▶ WORK ORDER: Look for the string "true" in the listing. Copy each line that has it.

▶ SUPPLIED ENTRIES:
▽

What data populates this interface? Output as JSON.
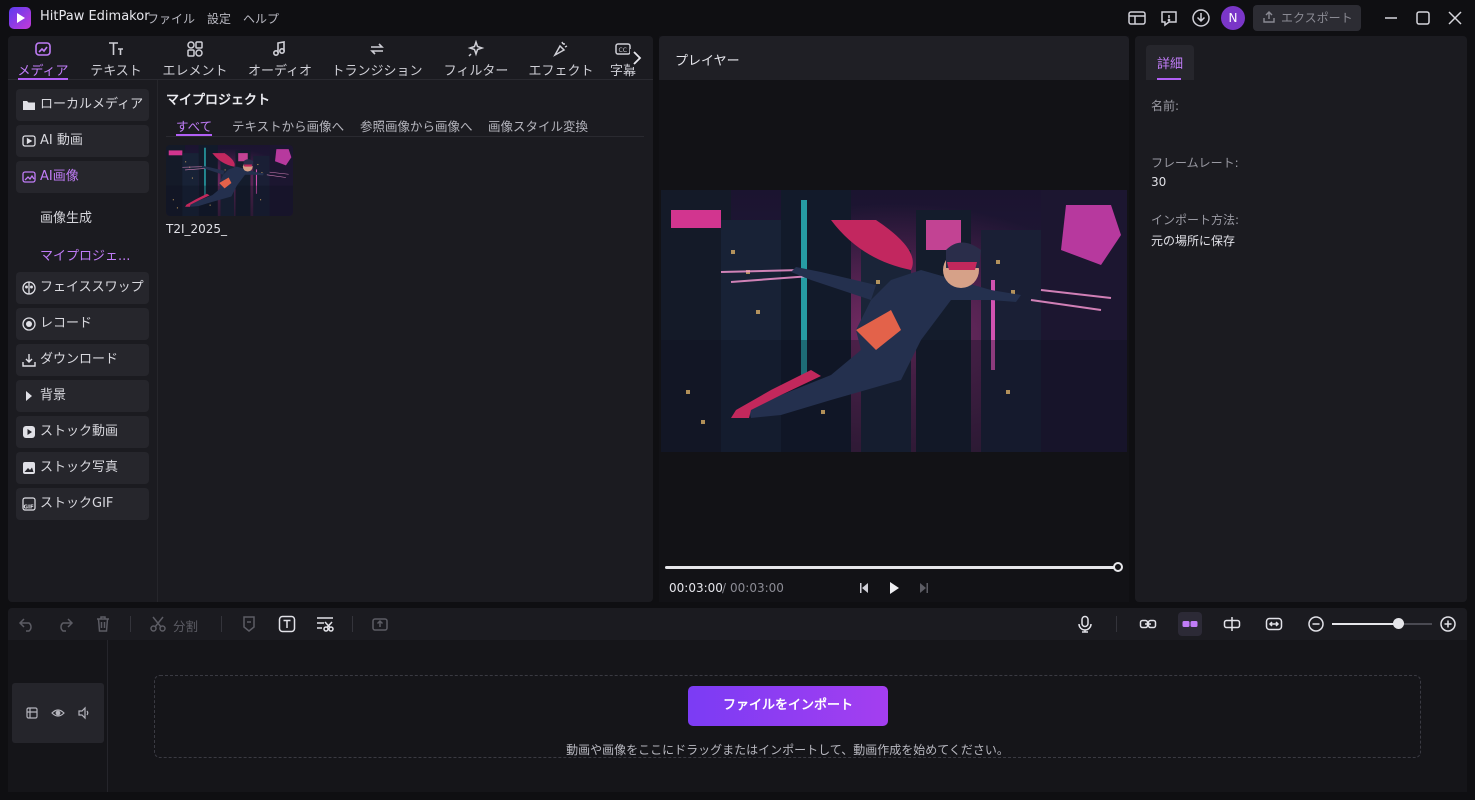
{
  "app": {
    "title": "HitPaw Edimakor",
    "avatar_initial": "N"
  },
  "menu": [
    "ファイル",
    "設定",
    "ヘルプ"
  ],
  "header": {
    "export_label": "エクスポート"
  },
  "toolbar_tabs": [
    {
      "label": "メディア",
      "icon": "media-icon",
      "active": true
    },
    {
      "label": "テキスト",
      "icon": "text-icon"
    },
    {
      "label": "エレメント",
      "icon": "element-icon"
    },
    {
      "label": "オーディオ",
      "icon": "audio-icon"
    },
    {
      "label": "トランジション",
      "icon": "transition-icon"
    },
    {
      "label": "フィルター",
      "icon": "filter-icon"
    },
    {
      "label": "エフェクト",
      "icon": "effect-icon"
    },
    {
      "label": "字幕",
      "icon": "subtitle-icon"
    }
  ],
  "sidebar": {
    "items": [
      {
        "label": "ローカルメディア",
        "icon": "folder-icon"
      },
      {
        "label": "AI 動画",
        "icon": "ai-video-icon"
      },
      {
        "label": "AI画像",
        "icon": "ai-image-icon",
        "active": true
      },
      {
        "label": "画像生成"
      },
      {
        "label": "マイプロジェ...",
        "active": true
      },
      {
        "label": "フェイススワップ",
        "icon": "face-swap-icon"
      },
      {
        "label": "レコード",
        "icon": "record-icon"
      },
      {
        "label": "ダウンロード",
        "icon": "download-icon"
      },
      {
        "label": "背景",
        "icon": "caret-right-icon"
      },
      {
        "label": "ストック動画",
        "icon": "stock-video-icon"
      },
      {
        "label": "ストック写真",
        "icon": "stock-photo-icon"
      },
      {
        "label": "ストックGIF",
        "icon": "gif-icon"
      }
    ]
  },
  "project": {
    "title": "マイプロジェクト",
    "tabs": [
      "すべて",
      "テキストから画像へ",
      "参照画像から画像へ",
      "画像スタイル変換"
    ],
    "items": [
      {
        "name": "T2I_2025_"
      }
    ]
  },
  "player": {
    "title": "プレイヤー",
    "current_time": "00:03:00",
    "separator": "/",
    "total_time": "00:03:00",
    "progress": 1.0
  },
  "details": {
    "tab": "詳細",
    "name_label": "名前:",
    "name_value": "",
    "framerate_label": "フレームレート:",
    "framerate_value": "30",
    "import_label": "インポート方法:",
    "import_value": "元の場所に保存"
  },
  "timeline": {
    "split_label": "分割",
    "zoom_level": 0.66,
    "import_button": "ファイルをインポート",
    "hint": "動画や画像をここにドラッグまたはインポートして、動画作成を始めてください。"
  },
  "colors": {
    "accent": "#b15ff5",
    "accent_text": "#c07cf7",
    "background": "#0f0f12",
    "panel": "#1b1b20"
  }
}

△
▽

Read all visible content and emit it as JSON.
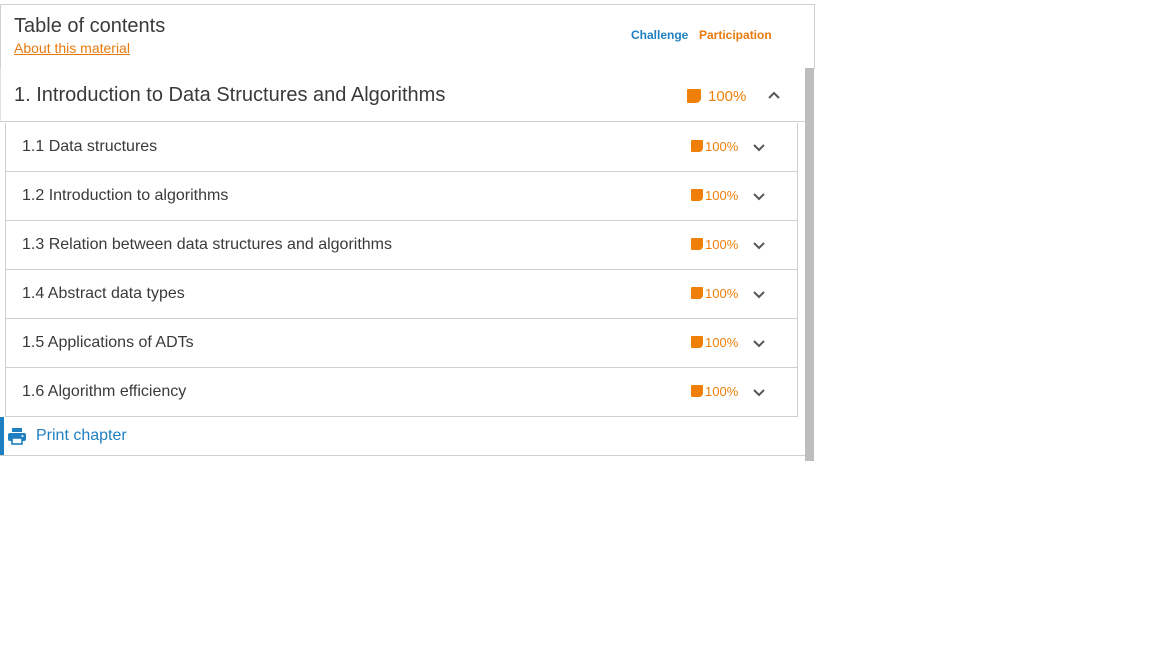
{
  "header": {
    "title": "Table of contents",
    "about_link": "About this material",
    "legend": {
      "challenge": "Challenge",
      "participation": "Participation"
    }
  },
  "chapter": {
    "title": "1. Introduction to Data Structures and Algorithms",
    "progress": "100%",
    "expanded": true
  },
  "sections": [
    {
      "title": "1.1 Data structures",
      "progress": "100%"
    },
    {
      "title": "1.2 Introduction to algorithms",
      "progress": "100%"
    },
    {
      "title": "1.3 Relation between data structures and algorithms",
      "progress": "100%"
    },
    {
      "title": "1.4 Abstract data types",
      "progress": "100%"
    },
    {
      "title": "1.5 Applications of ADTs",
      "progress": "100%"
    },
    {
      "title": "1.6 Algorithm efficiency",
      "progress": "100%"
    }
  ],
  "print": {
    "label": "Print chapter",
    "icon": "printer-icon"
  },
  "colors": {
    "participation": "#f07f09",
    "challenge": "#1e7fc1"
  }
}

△

▶ TASK OUTPUT:
      "active": true
        "active": true
        "active": true
    "expanded": true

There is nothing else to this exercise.